Yet when agreement on the bill was announced, the US representative introducing it stated: "The Senate and the House have now both affirmed that America's place is on the side of those who fought against Apartheid, and there should be no discrimination in our legal code based on their ANC association alone". With the benefit of hindsight, what was then a terrorist organisation is now readily seen as a liberation movement.
In Australia there are currently 19 organisations officially listed as terrorist organisations. This includes a section of Hamas, the officially elected Palestinian government, and the Kurdistan Workers Party (PKK), which many Kurds, with their history of systematic oppression, regard as their party. There are also other organisations that Australian law classes as terrorist organisations due to a very broad definition of terrorism.
While the people affected by these laws in Australia do not have the profile of Mandela, the impact of branding an organisation as "terrorist" is deeply felt and has many practical consequences.
On one level it becomes a criminal offence to be a member of the organisation, to give it money, to receive money from it, to provide it with training of any sort and, for listed organisations, to associate with its members.
The funding offences may be committed directly or indirectly. This can create a minefield for people sending money to family members overseas or giving to overseas charities. When the tsunami hit Sri Lanka in 2006, the Australian Tamil community raised significant funds for relief efforts. But the north-east region of Sri Lanka is largely administered by the Liberation Tigers of Tamil Eelam, which falls within the broad definition of a terrorist organisation under Australian law. The LTTE also played a significant role in the provision and distribution of post-tsunami aid. This meant that many community members and organisations who wanted to contribute to the relief efforts risked falling foul of our sweeping anti-terrorism laws.
Concerns about these sorts of risks prevail in many Australian communities that maintain an attachment to overseas regions where groups labelled terrorist organisations operate.
Communities linked with listed organisations also face increased attention from the authorities. After the listing of the PKK as a terrorist organisation in late 2005, Kurdish protesters outside the Turkish embassy in Melbourne were told by police that it was illegal for them to carry placards showing jailed PKK leader Abdullah Ocalan. In fact it was not illegal, but this kind of misinterpretation of the laws is not uncommon. And a consequence of this increased official scrutiny is a chilling effect on protest and other forms of political expression.
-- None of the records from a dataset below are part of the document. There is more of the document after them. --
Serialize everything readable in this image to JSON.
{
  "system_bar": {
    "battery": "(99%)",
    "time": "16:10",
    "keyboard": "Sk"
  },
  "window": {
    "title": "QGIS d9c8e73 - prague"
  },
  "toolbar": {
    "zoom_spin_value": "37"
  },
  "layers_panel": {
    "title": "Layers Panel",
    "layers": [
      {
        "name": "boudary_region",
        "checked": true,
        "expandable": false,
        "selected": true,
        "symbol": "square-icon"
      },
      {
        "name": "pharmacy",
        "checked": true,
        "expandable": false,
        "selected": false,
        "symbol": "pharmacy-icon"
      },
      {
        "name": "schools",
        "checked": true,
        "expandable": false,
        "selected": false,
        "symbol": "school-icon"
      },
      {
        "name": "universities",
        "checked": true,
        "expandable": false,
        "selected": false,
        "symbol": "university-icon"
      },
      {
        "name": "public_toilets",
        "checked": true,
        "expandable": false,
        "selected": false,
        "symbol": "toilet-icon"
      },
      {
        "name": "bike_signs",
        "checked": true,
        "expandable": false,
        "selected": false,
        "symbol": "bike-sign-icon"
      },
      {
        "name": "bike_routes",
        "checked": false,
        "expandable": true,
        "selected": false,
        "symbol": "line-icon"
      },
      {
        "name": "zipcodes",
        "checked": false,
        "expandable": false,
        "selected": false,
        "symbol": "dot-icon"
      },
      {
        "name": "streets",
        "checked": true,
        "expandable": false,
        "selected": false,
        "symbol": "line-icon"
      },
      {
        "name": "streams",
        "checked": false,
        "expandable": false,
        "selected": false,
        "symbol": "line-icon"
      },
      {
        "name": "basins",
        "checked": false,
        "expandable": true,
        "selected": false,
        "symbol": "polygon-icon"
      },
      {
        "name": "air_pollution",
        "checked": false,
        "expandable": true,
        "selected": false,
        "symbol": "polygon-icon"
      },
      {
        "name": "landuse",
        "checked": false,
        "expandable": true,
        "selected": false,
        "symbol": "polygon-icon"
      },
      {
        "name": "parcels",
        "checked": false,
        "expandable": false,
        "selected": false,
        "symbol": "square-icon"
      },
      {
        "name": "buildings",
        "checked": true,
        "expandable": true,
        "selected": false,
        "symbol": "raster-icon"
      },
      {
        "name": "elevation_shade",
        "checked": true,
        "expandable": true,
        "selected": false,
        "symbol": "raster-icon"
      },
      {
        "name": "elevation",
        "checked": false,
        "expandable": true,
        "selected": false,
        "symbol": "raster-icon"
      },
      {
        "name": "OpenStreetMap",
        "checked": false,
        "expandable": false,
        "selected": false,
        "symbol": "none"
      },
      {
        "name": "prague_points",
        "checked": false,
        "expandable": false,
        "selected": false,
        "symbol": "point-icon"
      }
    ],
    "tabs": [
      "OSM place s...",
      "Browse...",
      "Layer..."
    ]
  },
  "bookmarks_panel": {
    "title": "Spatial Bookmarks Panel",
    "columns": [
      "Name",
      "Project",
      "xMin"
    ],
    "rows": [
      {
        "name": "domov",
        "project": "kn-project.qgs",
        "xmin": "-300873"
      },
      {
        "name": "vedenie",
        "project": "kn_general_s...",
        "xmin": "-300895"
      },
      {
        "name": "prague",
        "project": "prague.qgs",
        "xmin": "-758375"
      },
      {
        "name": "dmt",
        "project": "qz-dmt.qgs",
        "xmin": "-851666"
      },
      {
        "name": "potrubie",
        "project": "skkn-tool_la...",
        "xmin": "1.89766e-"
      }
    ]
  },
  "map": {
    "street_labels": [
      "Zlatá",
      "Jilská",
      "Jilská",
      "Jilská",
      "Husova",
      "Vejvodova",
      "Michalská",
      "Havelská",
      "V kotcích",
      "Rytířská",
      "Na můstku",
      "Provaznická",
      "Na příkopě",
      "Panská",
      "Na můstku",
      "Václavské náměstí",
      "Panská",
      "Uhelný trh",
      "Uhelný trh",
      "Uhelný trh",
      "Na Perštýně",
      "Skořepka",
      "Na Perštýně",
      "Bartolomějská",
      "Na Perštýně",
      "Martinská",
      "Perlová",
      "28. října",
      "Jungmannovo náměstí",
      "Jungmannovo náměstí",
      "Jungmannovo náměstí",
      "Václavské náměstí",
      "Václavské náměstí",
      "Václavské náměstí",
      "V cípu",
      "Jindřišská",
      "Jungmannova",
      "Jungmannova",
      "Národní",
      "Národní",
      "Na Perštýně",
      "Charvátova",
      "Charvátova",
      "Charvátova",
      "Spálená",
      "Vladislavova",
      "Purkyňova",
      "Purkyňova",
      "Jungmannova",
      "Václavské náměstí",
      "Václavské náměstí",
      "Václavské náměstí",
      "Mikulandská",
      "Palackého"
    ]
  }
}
The listing of an organisation as a terrorist organisation also has a symbolic effect. Even if people do not find themselves facing criminal charges or police attention, there is the sense that the cause of that organisation has been criminalised. The sense of injustice this creates is all the more heightened where the organisation's cause is self-determination; particularly given that the right to self-determination is recognised under international law.
There is also a sense that any connections and aspirations shared with that organisation — regardless of how legitimate — have been criminalised. Imagine if the ANC were still fighting Apartheid today and were listed as a terrorist organisation. It would be difficult not to see the listing as a show of support for Apartheid.
The Parliamentary Joint Committee on Intelligence and Security recently released its report on the decision to keep the PKK on Australia's list of terrorist organisations last month. It did not recommend taking the PKK off the list. The re-listing of the PKK, and the way that the term "terrorist organisation" is used in Australian law, reflects a failure on the part of our politicians. It is a failure to recognise that communities may support the broad aims of an organisation without supporting that group's engagement in violent acts.
It is also a failure to recognise what history has taught us: that longstanding and systematic oppression perpetrated by state actors often gives rise to social movements that employ violent tactics. Labelling those movements "terrorist organisations" is not the solution. The solution lies in the end of that oppression, not in criminalising the people who oppose it.
[Marika Dias is a Community Legal Centre Lawyer and convenor of the Anti-Terrorism Laws Working Group.]